• Assignment
Find each line in the records below that contains the word "Yellow", and copy it out.
--- START ---
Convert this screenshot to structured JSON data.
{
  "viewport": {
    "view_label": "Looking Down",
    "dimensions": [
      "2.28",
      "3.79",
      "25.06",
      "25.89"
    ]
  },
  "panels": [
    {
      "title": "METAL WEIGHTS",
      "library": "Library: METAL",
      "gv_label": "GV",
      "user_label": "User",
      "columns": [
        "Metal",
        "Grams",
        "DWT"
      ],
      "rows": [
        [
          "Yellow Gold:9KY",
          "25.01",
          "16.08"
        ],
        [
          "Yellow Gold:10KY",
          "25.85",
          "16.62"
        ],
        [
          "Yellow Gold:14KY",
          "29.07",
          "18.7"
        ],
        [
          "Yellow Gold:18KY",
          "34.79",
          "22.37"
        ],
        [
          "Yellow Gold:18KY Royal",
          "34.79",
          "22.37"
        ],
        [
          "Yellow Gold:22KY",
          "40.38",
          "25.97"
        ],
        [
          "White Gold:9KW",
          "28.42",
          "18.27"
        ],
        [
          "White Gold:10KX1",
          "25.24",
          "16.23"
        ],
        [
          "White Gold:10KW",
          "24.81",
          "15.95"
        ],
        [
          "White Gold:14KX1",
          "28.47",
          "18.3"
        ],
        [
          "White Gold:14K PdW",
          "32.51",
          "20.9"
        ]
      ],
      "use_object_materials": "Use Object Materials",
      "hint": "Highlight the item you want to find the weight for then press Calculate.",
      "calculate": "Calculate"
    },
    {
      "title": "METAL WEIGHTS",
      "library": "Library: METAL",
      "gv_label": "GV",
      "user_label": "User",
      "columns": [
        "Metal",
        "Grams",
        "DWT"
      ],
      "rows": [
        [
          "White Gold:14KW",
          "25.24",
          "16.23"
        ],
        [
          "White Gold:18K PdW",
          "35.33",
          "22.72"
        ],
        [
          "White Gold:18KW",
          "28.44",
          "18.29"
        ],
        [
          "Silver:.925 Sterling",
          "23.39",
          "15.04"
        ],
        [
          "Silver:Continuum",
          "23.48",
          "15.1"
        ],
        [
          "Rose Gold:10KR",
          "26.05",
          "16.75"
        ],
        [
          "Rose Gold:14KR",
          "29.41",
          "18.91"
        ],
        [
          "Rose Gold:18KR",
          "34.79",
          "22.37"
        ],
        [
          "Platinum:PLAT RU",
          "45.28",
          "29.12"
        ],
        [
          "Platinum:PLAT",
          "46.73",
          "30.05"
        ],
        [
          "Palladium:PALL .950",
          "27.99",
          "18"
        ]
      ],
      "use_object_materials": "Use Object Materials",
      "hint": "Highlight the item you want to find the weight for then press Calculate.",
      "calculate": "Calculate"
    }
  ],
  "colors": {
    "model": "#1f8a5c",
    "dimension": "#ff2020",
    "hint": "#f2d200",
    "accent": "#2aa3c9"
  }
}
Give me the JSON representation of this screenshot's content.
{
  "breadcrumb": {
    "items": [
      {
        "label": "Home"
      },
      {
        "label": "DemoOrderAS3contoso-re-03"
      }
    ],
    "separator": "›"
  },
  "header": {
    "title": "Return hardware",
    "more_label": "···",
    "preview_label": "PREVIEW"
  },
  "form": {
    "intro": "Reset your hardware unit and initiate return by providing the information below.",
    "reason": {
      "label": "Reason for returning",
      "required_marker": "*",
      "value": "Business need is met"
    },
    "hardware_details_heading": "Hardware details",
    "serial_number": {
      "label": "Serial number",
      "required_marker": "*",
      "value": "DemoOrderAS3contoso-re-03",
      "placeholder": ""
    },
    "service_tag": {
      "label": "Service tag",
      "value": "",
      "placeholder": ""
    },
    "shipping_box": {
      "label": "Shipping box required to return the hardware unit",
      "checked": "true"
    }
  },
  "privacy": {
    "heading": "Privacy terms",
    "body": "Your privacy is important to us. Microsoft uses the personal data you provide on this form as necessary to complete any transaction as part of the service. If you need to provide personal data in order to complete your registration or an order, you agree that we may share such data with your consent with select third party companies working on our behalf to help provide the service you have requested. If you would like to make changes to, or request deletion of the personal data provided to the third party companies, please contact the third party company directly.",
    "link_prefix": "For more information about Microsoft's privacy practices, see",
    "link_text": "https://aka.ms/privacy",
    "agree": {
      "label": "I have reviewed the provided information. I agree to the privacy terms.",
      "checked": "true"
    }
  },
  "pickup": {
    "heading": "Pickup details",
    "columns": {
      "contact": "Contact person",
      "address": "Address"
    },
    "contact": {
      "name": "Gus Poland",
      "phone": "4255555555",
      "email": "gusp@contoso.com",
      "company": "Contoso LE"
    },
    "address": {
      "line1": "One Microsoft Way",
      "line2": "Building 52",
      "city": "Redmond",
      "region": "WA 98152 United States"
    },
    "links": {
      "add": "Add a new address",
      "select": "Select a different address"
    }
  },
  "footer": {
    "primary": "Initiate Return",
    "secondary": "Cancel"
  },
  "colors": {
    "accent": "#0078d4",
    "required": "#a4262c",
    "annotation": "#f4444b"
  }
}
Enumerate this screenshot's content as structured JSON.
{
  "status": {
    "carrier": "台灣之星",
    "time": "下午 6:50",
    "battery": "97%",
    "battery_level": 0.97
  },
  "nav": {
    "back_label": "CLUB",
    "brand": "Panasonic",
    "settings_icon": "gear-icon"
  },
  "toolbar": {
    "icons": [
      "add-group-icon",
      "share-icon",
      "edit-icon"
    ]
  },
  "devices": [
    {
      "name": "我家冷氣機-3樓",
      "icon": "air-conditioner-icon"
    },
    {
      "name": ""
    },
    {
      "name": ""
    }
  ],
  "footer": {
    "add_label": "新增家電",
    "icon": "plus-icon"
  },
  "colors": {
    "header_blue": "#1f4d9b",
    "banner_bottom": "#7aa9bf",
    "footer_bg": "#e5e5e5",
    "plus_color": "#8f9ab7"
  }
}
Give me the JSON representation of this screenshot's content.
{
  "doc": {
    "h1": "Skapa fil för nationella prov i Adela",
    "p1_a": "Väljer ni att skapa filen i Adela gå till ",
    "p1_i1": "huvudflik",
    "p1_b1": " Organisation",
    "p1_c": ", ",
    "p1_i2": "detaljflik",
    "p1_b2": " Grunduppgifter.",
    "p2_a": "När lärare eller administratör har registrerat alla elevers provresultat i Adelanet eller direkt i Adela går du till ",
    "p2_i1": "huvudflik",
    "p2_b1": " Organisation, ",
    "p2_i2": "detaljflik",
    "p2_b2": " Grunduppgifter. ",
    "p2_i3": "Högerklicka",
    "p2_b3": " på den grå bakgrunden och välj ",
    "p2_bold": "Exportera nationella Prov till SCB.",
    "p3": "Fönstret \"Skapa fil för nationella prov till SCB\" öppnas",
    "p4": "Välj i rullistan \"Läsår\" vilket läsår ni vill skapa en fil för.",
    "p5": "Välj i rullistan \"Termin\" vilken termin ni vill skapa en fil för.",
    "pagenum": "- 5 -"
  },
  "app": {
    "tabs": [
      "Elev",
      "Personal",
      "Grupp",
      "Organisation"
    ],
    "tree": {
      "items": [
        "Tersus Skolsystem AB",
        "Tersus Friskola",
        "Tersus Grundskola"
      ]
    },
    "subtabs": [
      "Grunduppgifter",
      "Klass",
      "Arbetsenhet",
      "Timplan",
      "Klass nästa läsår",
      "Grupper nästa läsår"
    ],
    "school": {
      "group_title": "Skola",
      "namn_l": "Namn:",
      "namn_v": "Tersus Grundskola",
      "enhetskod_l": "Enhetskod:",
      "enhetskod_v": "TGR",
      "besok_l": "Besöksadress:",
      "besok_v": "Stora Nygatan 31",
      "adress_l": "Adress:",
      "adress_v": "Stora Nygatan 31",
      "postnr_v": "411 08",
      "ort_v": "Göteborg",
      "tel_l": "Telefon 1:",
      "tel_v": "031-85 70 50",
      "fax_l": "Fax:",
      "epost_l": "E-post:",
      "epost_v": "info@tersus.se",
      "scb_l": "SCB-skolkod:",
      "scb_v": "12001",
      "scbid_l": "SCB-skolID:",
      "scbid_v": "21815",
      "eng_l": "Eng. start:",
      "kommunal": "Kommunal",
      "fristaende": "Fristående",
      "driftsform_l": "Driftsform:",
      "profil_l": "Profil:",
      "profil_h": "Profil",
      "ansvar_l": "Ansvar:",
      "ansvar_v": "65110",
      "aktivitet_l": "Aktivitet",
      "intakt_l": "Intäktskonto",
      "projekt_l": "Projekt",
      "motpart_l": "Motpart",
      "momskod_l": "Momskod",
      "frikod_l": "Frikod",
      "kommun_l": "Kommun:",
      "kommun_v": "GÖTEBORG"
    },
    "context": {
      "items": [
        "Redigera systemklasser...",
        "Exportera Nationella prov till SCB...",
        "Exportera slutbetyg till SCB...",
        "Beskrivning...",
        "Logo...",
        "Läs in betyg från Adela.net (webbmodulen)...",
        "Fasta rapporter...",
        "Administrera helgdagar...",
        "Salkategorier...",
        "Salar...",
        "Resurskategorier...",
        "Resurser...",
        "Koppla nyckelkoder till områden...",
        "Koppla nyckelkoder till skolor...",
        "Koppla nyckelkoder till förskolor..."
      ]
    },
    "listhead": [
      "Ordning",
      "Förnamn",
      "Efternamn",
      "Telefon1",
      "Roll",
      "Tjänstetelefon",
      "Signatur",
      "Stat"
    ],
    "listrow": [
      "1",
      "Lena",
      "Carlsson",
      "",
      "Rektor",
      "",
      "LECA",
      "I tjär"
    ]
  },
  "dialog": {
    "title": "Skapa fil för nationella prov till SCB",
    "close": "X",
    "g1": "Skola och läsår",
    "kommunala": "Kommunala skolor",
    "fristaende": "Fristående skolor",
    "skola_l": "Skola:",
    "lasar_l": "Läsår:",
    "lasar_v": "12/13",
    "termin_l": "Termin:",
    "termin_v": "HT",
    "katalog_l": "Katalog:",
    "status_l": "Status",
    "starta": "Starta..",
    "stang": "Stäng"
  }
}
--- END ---
• Finished exercise
          "Yellow Gold:9KY",
          "Yellow Gold:10KY",
          "Yellow Gold:14KY",
          "Yellow Gold:18KY",
          "Yellow Gold:18KY Royal",
          "Yellow Gold:22KY",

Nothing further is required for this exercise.